- [Material for this exercise]
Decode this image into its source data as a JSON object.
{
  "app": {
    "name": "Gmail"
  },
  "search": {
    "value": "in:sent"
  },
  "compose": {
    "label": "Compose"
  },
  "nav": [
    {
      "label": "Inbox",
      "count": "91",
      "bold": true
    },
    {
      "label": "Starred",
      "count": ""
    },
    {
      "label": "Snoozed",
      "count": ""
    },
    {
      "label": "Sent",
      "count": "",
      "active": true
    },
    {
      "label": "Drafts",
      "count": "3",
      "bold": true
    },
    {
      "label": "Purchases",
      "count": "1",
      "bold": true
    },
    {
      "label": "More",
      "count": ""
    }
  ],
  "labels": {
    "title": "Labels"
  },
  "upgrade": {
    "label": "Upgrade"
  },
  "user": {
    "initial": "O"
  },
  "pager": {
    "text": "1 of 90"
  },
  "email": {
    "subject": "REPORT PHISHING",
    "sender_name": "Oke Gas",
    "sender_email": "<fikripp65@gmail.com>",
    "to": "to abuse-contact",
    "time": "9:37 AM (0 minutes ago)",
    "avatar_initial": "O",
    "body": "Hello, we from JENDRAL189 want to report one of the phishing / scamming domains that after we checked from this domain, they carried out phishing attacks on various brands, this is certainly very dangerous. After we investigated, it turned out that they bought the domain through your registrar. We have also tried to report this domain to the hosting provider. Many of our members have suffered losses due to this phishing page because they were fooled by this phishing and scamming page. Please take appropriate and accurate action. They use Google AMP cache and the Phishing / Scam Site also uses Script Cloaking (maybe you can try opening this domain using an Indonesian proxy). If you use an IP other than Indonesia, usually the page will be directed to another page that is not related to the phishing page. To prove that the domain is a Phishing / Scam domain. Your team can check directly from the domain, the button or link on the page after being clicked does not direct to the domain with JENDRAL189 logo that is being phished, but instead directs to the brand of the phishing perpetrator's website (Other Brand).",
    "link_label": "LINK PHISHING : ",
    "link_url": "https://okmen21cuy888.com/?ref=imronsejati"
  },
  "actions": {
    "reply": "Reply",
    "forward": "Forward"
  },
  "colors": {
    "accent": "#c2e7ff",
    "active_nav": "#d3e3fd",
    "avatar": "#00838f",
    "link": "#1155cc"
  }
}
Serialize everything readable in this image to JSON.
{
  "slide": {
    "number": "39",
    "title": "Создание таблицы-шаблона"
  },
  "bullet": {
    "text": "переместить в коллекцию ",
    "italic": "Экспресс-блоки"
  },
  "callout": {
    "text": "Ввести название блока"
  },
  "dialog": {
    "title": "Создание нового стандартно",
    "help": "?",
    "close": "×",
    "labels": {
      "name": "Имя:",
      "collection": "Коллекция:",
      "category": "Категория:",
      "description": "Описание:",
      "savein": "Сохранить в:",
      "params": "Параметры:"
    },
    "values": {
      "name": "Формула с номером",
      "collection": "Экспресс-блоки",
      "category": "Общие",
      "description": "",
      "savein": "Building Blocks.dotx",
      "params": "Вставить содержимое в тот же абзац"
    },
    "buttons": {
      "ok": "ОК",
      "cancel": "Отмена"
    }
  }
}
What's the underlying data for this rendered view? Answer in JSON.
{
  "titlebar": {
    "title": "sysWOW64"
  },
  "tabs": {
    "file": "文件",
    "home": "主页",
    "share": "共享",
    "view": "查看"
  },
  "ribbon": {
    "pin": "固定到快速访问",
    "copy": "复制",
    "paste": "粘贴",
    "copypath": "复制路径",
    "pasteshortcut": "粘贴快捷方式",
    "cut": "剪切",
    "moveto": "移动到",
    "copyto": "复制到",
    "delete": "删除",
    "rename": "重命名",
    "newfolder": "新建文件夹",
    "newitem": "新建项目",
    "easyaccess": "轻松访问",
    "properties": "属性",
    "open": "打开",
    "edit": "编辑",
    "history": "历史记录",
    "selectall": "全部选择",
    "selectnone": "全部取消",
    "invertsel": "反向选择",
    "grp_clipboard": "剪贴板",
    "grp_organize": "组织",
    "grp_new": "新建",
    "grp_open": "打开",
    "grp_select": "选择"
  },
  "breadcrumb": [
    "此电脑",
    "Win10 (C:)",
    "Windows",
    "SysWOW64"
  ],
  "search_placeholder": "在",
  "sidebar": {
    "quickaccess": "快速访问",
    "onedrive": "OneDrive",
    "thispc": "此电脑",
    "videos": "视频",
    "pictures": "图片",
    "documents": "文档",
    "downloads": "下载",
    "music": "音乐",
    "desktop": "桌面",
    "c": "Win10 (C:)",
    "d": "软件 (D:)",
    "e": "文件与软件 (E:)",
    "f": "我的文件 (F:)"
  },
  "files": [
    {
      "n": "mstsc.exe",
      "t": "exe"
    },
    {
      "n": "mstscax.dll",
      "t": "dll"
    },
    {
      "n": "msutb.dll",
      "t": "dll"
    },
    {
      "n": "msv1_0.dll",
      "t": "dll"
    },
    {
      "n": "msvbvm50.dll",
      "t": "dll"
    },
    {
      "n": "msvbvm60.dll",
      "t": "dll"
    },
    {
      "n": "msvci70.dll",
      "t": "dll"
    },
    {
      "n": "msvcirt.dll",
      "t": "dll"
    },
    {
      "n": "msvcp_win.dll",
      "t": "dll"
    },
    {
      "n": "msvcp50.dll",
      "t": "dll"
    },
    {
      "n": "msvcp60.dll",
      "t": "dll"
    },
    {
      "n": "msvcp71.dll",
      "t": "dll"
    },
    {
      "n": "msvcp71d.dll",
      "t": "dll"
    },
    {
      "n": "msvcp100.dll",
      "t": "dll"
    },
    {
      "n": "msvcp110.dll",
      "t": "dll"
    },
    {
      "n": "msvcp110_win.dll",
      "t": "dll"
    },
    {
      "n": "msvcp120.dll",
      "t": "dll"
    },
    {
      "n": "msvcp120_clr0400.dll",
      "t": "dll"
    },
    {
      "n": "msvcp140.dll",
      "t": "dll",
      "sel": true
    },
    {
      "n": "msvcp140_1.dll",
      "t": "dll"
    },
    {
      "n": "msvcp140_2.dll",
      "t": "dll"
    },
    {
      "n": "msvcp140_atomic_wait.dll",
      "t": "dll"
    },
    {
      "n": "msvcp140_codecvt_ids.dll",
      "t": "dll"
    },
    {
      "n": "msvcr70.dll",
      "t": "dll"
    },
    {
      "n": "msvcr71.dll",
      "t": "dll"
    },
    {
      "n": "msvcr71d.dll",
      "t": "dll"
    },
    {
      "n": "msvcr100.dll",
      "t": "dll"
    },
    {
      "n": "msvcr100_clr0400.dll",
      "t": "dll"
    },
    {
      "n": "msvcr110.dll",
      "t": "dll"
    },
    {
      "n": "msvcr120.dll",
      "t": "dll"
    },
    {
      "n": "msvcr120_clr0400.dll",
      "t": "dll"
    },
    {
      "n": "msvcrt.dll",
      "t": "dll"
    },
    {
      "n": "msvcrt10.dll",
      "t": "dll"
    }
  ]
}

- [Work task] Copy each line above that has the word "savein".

- [Result]
      "savein": "Сохранить в:",
      "savein": "Building Blocks.dotx",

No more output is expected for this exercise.